Here’s some of the best advice I’ve gotten:
“Joy has a maintenance contract.”
It comes from Father Greg Boyle, who got it from Buddhist nun Pema Chödrön.
And I find this wisdom so helpful and so hopeful.
I can trap myself into thinking joy is exceptional and elusive, the fortuitous outcome of good fortune, good weather and a bit of fairy dust. But what I love about this wisdom is that it suggests joy is here in ordinary time. If we actively maintain it.
And we know we are capable of maintaining things. We brush our teeth. We take our cars to be serviced and our bodies to annual physicals. We’ve already got maintenance muscles in us. And how terrific to think those can be used in service of joy.
So the question is: What stokes the joy?
It could be different from person to person. But I’ve found it helps to have a few answers so if one well runs dry, we don’t go parched. Basketball, playing ukulele, getting out on the water; time with the dog, reading the whole Style section, Scrabble.
Our responsibility is to maintain those things.
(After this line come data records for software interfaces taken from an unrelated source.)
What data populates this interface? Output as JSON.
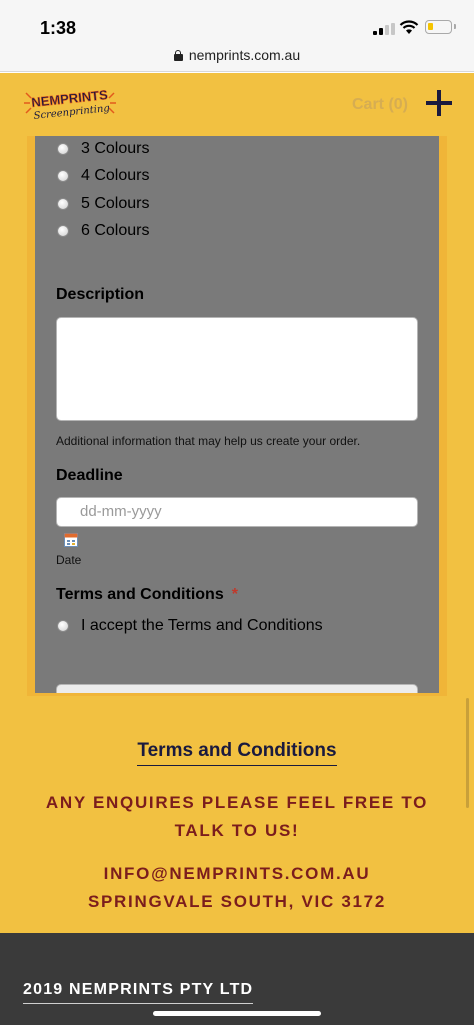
{
  "status": {
    "time": "1:38"
  },
  "browser": {
    "url": "nemprints.com.au"
  },
  "header": {
    "logo_line1": "NEMPRINTS",
    "logo_line2": "Screenprinting",
    "cart_label": "Cart (0)"
  },
  "form": {
    "colour_options": [
      "3 Colours",
      "4 Colours",
      "5 Colours",
      "6 Colours"
    ],
    "description_label": "Description",
    "description_hint": "Additional information that may help us create your order.",
    "deadline_label": "Deadline",
    "deadline_placeholder": "dd-mm-yyyy",
    "deadline_sublabel": "Date",
    "terms_label": "Terms and Conditions",
    "terms_required_marker": "*",
    "terms_checkbox_label": "I accept the Terms and Conditions"
  },
  "footer_info": {
    "terms_link": "Terms and Conditions",
    "enquiry_text": "ANY ENQUIRES PLEASE FEEL FREE TO TALK TO US!",
    "email": "INFO@NEMPRINTS.COM.AU",
    "address": "SPRINGVALE SOUTH, VIC 3172"
  },
  "footer": {
    "copyright": "2019 NEMPRINTS PTY LTD"
  },
  "colors": {
    "page_bg": "#f2c141",
    "form_bg": "#7a7a7a",
    "navy": "#1a1a3e",
    "maroon": "#7b1d1d",
    "footer_bg": "#3a3a3a"
  }
}
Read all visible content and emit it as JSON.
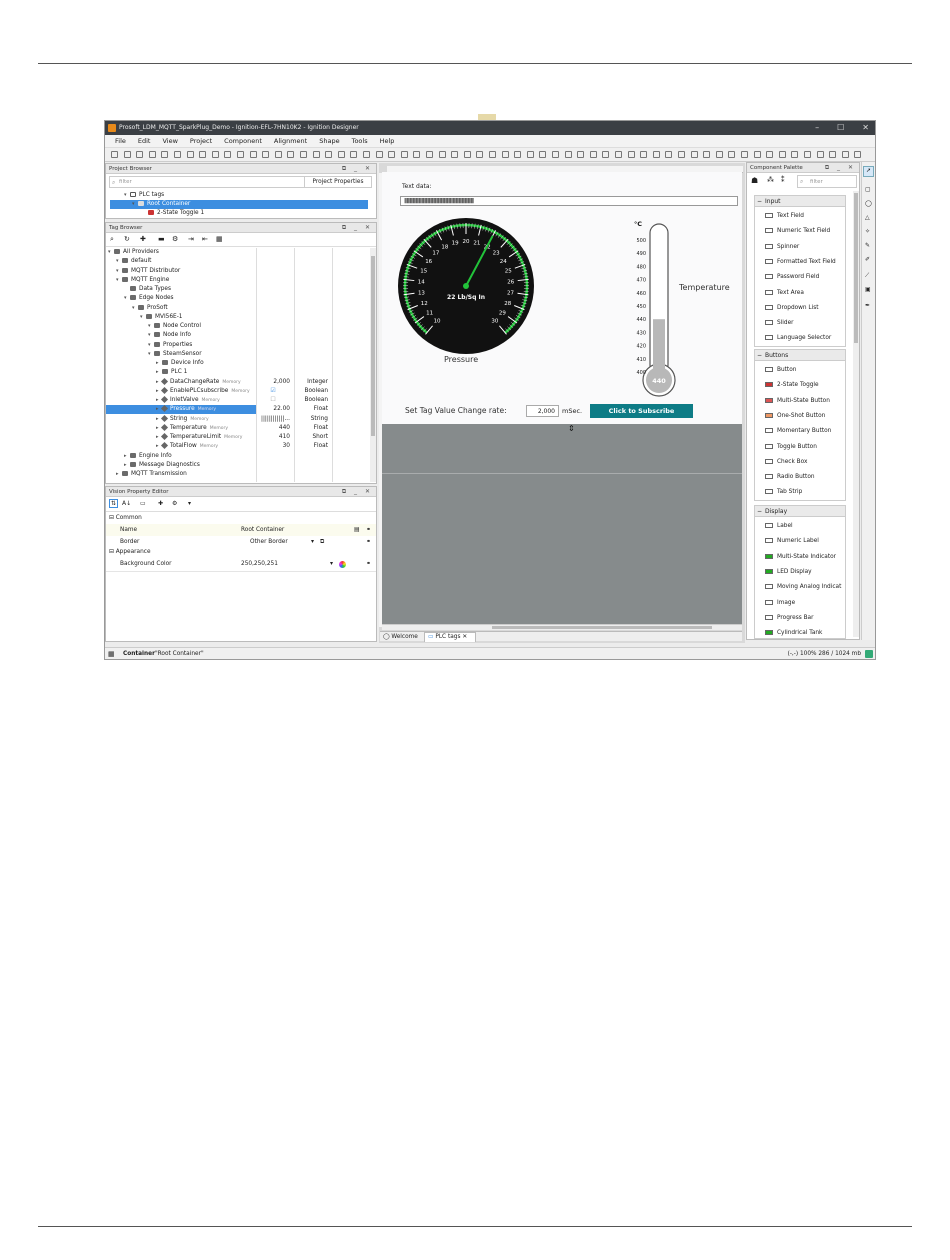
{
  "window": {
    "title": "Prosoft_LDM_MQTT_SparkPlug_Demo - Ignition-EFL-7HN10K2 - Ignition Designer"
  },
  "menu": [
    "File",
    "Edit",
    "View",
    "Project",
    "Component",
    "Alignment",
    "Shape",
    "Tools",
    "Help"
  ],
  "project_browser": {
    "title": "Project Browser",
    "filter_placeholder": "filter",
    "properties_btn": "Project Properties",
    "items": [
      "PLC tags",
      "Root Container",
      "2-State Toggle 1"
    ]
  },
  "tag_browser": {
    "title": "Tag Browser",
    "rows": [
      {
        "label": "All Providers",
        "indent": 0,
        "kind": "folder"
      },
      {
        "label": "default",
        "indent": 1,
        "kind": "folder"
      },
      {
        "label": "MQTT Distributor",
        "indent": 1,
        "kind": "folder"
      },
      {
        "label": "MQTT Engine",
        "indent": 1,
        "kind": "folder"
      },
      {
        "label": "Data Types",
        "indent": 2,
        "kind": "folder"
      },
      {
        "label": "Edge Nodes",
        "indent": 2,
        "kind": "folder"
      },
      {
        "label": "ProSoft",
        "indent": 3,
        "kind": "folder"
      },
      {
        "label": "MVI56E-1",
        "indent": 4,
        "kind": "folder"
      },
      {
        "label": "Node Control",
        "indent": 5,
        "kind": "folder"
      },
      {
        "label": "Node Info",
        "indent": 5,
        "kind": "folder"
      },
      {
        "label": "Properties",
        "indent": 5,
        "kind": "folder"
      },
      {
        "label": "SteamSensor",
        "indent": 5,
        "kind": "folder"
      },
      {
        "label": "Device Info",
        "indent": 6,
        "kind": "folder"
      },
      {
        "label": "PLC 1",
        "indent": 6,
        "kind": "folder"
      },
      {
        "label": "DataChangeRate",
        "indent": 6,
        "kind": "tag",
        "mem": "Memory",
        "value": "2,000",
        "type": "Integer"
      },
      {
        "label": "EnablePLCsubscribe",
        "indent": 6,
        "kind": "tag",
        "mem": "Memory",
        "value": "☑",
        "type": "Boolean"
      },
      {
        "label": "InletValve",
        "indent": 6,
        "kind": "tag",
        "mem": "Memory",
        "value": "☐",
        "type": "Boolean"
      },
      {
        "label": "Pressure",
        "indent": 6,
        "kind": "tag",
        "mem": "Memory",
        "value": "22.00",
        "type": "Float",
        "selected": true
      },
      {
        "label": "String",
        "indent": 6,
        "kind": "tag",
        "mem": "Memory",
        "value": "||||||||||||...",
        "type": "String"
      },
      {
        "label": "Temperature",
        "indent": 6,
        "kind": "tag",
        "mem": "Memory",
        "value": "440",
        "type": "Float"
      },
      {
        "label": "TemperatureLimit",
        "indent": 6,
        "kind": "tag",
        "mem": "Memory",
        "value": "410",
        "type": "Short"
      },
      {
        "label": "TotalFlow",
        "indent": 6,
        "kind": "tag",
        "mem": "Memory",
        "value": "30",
        "type": "Float"
      },
      {
        "label": "Engine Info",
        "indent": 2,
        "kind": "folder"
      },
      {
        "label": "Message Diagnostics",
        "indent": 2,
        "kind": "folder"
      },
      {
        "label": "MQTT Transmission",
        "indent": 1,
        "kind": "folder"
      }
    ]
  },
  "property_editor": {
    "title": "Vision Property Editor",
    "sections": [
      {
        "name": "Common",
        "rows": [
          {
            "name": "Name",
            "value": "Root Container"
          },
          {
            "name": "Border",
            "value": "Other Border"
          }
        ]
      },
      {
        "name": "Appearance",
        "rows": [
          {
            "name": "Background Color",
            "value": "250,250,251"
          }
        ]
      }
    ]
  },
  "canvas": {
    "text_data_label": "Text data:",
    "text_data_value": "||||||||||||||||||||||||||||||||||||||||||||||||||||||||||||||||||||||||||||||||||||||||||||",
    "gauge": {
      "label": "Pressure",
      "unit": "22 Lb/Sq In",
      "value": 22,
      "min": 10,
      "max": 30,
      "ticks": [
        "10",
        "11",
        "12",
        "13",
        "14",
        "15",
        "16",
        "17",
        "18",
        "19",
        "20",
        "21",
        "22",
        "23",
        "24",
        "25",
        "26",
        "27",
        "28",
        "29",
        "30"
      ]
    },
    "thermo": {
      "unit": "°C",
      "label": "Temperature",
      "value": 440,
      "min": 400,
      "max": 500,
      "value_text": "440",
      "ticks": [
        "500",
        "490",
        "480",
        "470",
        "460",
        "450",
        "440",
        "430",
        "420",
        "410",
        "400"
      ]
    },
    "rate_label": "Set Tag Value Change rate:",
    "rate_value": "2,000",
    "rate_unit": "mSec.",
    "subscribe_btn": "Click to Subscribe"
  },
  "tabs": [
    "Welcome",
    "PLC tags"
  ],
  "palette": {
    "title": "Component Palette",
    "filter_placeholder": "filter",
    "sections": [
      {
        "name": "Input",
        "items": [
          "Text Field",
          "Numeric Text Field",
          "Spinner",
          "Formatted Text Field",
          "Password Field",
          "Text Area",
          "Dropdown List",
          "Slider",
          "Language Selector"
        ]
      },
      {
        "name": "Buttons",
        "items": [
          "Button",
          "2-State Toggle",
          "Multi-State Button",
          "One-Shot Button",
          "Momentary Button",
          "Toggle Button",
          "Check Box",
          "Radio Button",
          "Tab Strip"
        ]
      },
      {
        "name": "Display",
        "items": [
          "Label",
          "Numeric Label",
          "Multi-State Indicator",
          "LED Display",
          "Moving Analog Indicat",
          "Image",
          "Progress Bar",
          "Cylindrical Tank"
        ]
      }
    ]
  },
  "status": {
    "type": "Container",
    "name": "\"Root Container\"",
    "right": "(-,-) 100% 286 / 1024 mb"
  },
  "colors": {
    "accent": "#3d8ee0",
    "button": "#0e7c86",
    "gauge_green": "#22c33a"
  }
}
To take them as seriously as we take everything else we maintain.
And when we can honor that maintenance contract, joy can be so much more available right here in ordinary time.